U.S. Discrimination Law
Standards of Review

Rational basis review
Intermediate scrutiny
Strict scrutiny

Other Legal Theories

Substantive due process
State action doctrine

Defining Moments in Law

The 14th Amendment
Plessy v. Ferguson
Brown v. Board of Education
Loving v. Virginia
U.S. v. Virginia
Romer v. Evans
Lawrence v. Texas

Modalities of Constitutional Law


Textualism is a legal theory that courts should rely on the plain meaning of the words in the Constitution and in other laws. Where the text does not support the interpretation, the interpretation necessarily fails. Supreme Court justice Antonin Scalia is a prominent textualist. For a recent example of his view, see Zuni v Dept. of Education,[1] where there appeared to be a difference between the intent of a statute and its plain meaning.

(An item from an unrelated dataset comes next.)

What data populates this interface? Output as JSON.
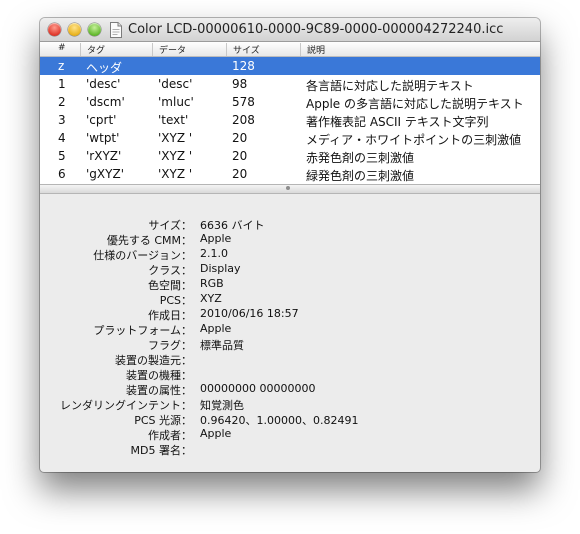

A type of "textualism" is "meta-textualism." This method of interpretation suggests that all phrases in the Constitution are related, and should be interpreted as such. An example of a meta-textual interpretation would hold it erroneous that while the enforcement clause of the Thirteenth Amendment is read broadly, the enforcement clause of the Fourteenth is read narrowly, despite their grammatical similarities. Meta-textualism would read the two as necessarily equivalent.


  1. http://laws.findlaw.com/us/000/05-1508.html